# [App and web page records]
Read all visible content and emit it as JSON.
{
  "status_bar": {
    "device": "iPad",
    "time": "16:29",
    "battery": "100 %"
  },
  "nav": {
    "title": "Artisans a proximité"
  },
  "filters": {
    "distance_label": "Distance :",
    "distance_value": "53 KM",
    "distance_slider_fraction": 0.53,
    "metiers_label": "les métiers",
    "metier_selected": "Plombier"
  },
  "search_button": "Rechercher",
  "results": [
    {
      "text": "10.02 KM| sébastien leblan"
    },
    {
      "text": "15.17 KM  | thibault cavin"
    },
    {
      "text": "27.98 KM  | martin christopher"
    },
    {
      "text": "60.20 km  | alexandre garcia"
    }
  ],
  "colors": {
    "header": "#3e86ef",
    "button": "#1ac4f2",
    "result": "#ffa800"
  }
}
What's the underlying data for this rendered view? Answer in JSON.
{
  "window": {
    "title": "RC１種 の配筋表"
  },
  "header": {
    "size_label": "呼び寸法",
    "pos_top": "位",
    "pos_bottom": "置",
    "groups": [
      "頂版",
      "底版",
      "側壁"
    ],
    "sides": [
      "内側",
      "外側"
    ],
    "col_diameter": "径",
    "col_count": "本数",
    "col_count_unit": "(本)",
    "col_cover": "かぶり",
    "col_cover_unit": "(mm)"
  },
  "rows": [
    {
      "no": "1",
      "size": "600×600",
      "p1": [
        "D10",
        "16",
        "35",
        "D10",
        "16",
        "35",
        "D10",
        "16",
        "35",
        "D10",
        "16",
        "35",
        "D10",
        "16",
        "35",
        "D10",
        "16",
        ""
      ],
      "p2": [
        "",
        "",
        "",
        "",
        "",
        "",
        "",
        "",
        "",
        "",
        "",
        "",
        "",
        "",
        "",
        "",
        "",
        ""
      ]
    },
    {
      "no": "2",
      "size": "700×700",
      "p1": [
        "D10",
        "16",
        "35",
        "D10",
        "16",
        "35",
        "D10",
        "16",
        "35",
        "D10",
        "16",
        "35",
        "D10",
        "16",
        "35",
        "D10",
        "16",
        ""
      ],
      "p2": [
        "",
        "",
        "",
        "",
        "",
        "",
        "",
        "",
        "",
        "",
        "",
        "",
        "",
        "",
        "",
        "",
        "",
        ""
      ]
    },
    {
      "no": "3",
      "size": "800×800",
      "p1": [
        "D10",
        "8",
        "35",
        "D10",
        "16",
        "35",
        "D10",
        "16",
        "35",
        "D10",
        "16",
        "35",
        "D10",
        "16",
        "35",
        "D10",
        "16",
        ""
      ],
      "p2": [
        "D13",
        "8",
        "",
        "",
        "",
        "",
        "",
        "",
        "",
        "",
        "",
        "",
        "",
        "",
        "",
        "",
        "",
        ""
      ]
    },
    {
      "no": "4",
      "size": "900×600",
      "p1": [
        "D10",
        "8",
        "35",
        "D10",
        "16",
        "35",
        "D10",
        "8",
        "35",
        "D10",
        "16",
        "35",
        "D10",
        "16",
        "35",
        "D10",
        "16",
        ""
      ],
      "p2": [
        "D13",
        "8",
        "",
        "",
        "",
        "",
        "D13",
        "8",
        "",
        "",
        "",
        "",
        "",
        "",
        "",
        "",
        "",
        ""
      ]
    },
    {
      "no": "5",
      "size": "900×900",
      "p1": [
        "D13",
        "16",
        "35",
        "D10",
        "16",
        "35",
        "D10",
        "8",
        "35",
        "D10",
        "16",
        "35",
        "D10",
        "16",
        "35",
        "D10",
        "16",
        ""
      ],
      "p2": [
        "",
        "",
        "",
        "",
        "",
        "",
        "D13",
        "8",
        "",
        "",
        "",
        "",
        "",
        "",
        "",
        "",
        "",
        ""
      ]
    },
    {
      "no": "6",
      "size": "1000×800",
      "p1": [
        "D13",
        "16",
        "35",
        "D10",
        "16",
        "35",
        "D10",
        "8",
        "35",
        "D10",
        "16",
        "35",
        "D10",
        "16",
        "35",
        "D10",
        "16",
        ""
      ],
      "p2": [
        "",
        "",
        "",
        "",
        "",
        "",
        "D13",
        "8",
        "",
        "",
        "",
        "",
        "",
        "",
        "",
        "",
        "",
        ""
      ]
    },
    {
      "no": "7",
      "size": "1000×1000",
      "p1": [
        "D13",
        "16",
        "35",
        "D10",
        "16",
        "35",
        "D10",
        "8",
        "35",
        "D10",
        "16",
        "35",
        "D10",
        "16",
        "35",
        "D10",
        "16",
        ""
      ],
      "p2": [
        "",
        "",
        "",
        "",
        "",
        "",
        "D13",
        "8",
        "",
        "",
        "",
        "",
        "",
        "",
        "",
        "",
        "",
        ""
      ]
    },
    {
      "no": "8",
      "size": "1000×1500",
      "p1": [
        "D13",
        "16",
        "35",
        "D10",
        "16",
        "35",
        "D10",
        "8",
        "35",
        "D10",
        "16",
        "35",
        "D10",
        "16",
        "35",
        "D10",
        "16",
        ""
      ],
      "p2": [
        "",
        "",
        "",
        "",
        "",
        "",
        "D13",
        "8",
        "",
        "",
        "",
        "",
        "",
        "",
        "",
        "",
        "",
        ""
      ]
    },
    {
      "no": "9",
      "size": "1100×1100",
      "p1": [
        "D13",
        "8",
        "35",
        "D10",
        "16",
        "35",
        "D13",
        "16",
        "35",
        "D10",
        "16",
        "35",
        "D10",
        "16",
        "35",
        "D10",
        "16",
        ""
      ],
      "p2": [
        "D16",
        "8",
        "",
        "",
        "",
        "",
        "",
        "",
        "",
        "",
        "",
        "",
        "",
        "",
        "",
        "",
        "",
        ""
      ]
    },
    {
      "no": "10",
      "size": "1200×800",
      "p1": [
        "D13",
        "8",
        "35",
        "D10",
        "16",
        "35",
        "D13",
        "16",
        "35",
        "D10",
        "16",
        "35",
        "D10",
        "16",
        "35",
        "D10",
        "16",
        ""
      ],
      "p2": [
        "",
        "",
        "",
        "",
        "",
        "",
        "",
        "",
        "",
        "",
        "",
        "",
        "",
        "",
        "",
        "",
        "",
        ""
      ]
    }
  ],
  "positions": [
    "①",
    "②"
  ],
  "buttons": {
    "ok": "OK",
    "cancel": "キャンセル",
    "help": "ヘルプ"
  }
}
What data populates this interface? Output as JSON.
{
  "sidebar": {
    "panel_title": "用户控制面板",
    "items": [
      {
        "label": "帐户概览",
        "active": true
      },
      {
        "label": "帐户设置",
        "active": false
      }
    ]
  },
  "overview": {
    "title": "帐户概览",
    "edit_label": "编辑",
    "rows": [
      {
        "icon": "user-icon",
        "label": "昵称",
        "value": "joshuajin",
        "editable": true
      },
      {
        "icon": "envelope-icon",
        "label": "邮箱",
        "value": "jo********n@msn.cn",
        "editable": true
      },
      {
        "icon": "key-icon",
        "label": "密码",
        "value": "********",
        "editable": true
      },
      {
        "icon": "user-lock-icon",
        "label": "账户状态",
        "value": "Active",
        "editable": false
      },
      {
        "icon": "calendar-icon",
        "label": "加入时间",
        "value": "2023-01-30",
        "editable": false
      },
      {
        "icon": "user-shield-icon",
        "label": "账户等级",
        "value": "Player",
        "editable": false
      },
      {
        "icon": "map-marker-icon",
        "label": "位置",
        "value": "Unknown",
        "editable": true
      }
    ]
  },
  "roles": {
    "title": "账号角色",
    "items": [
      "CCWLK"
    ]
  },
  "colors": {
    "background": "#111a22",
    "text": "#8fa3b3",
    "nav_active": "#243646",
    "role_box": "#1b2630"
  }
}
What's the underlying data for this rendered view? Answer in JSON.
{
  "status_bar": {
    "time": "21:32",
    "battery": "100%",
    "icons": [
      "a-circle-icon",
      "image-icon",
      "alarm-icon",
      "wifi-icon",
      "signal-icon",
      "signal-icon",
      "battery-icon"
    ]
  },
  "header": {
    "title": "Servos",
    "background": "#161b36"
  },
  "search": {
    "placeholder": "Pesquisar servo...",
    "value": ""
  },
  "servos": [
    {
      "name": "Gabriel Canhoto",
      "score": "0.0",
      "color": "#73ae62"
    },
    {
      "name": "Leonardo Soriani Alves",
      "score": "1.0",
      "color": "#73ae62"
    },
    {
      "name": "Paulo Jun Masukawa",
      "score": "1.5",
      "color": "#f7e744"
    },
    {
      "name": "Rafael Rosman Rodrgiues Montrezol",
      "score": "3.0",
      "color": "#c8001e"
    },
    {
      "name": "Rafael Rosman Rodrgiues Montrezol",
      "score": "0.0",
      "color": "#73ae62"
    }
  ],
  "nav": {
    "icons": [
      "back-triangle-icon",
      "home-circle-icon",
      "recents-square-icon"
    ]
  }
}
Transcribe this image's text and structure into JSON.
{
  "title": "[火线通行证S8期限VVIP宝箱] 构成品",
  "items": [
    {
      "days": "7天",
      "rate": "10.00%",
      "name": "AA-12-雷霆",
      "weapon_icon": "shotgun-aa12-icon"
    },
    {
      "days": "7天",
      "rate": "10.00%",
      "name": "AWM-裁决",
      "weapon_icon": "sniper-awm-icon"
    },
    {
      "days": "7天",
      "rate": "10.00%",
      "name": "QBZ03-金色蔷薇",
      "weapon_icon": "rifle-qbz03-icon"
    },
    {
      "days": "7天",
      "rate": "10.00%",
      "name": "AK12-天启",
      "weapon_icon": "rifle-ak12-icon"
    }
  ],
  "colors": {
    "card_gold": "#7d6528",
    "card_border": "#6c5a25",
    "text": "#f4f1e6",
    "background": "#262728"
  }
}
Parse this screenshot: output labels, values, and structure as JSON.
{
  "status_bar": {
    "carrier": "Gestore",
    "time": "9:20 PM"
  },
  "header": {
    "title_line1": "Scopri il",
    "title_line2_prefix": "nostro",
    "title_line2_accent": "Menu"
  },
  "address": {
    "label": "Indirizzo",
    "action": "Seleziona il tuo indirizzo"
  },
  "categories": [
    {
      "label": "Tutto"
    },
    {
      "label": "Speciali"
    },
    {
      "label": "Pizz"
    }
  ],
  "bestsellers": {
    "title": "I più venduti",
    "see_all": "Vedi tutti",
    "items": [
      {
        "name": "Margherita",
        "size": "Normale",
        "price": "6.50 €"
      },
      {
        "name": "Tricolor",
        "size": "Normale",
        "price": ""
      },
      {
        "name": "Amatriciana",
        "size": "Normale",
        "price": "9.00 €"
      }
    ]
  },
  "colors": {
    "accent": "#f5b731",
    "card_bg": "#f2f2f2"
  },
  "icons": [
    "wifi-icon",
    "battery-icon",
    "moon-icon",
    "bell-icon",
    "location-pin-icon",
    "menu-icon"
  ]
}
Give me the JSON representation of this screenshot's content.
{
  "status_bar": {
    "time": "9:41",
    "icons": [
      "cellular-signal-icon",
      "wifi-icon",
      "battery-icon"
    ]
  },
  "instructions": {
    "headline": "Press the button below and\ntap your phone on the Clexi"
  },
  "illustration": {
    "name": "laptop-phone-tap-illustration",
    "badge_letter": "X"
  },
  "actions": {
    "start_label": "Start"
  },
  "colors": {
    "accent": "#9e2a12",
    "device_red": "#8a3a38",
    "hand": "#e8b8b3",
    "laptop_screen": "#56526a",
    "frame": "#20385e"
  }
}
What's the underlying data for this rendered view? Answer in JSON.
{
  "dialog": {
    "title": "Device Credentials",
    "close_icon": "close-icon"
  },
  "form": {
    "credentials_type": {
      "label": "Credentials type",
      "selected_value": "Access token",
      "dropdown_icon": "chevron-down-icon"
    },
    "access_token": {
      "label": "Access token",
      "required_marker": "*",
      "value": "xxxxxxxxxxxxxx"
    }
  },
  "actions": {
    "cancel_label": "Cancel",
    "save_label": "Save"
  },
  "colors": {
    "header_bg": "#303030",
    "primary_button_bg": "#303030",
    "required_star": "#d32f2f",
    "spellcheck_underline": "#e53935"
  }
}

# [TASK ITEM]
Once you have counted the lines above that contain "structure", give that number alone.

# [RESPONSE TO THIS EXERCISE]
2